§ About this exercise: In the entries that follow, find the word "text" and report each line it is on.

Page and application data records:
------------------------------

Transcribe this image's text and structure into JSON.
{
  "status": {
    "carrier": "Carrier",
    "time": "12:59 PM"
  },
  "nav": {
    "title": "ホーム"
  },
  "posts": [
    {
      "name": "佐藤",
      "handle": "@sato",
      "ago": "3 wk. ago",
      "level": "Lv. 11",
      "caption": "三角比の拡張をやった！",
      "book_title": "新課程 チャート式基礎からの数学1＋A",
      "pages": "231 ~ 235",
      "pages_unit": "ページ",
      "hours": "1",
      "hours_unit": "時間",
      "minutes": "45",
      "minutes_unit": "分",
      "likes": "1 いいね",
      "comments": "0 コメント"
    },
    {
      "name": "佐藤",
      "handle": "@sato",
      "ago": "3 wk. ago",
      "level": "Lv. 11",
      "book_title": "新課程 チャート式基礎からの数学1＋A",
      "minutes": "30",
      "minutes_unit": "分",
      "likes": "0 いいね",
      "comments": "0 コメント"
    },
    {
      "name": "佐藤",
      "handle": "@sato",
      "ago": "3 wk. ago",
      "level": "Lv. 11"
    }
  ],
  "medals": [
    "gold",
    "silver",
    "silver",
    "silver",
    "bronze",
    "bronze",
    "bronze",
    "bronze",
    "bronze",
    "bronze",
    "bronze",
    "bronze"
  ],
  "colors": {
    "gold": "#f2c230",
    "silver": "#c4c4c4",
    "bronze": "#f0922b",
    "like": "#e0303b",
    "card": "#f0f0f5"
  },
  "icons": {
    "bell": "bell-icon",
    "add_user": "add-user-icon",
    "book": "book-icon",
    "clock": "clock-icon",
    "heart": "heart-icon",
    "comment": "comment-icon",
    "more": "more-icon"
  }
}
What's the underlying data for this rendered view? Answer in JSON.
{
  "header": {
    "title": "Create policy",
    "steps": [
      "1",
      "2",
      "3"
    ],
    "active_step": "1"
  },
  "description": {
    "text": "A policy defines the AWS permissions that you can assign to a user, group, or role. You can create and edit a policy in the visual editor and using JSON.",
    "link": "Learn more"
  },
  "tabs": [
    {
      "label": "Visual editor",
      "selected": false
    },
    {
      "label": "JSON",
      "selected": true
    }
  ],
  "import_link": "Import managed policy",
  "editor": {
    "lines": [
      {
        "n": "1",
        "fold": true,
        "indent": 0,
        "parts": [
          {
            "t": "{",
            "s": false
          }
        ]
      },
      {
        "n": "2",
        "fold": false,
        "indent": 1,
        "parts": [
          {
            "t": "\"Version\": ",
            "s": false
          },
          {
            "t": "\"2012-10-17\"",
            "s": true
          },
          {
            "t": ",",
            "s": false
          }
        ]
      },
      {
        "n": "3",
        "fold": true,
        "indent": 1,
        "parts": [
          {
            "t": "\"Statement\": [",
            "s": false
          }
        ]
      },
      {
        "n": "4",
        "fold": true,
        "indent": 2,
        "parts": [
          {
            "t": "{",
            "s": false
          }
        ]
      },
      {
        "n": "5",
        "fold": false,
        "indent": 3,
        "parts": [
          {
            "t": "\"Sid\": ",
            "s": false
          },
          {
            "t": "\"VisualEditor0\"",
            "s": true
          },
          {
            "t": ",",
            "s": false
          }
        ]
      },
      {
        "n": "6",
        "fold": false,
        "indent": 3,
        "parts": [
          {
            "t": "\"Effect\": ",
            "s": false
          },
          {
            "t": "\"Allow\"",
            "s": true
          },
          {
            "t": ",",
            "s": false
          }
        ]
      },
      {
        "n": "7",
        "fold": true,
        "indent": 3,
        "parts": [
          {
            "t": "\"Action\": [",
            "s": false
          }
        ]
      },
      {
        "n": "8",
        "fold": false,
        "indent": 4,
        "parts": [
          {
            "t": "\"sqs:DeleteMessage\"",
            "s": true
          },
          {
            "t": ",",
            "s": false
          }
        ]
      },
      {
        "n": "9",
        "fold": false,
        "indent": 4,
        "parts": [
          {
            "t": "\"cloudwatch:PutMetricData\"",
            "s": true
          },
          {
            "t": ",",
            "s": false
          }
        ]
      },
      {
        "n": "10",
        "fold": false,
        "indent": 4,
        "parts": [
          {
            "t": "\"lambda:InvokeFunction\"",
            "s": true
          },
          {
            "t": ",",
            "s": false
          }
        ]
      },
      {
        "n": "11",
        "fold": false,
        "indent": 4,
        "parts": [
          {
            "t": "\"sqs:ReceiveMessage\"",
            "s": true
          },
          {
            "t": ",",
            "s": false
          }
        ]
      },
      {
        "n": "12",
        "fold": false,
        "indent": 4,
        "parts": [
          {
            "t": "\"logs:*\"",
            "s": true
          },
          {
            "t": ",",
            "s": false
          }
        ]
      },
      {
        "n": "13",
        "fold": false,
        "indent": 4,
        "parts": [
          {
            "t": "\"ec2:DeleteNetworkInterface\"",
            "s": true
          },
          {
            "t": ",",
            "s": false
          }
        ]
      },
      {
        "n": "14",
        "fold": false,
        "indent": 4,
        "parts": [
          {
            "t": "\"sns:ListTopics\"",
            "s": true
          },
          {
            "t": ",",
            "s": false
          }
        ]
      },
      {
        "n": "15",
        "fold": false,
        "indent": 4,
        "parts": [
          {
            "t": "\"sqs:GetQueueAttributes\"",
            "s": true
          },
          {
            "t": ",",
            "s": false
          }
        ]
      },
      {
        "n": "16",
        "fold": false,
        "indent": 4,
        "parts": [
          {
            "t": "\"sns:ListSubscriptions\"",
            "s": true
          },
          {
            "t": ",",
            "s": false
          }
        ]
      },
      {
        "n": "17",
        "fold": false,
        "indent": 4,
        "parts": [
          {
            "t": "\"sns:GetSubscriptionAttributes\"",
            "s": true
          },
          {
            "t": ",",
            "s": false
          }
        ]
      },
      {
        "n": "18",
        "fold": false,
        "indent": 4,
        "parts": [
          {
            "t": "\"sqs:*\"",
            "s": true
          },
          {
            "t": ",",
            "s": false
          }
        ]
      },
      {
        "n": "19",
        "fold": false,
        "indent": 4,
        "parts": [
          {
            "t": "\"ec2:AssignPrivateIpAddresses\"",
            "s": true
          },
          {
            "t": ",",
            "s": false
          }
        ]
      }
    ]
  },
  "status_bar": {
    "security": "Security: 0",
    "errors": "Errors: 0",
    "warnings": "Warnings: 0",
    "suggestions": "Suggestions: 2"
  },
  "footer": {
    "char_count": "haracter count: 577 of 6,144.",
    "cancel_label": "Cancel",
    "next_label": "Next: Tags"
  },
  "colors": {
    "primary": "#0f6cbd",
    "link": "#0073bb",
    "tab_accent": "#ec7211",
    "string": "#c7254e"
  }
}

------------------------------

§ Task result:
Transcribe this image's text and structure into JSON.
    "text": "A policy defines the AWS permissions that you can assign to a user, group, or role. You can create and edit a policy in the visual editor and using JSON.",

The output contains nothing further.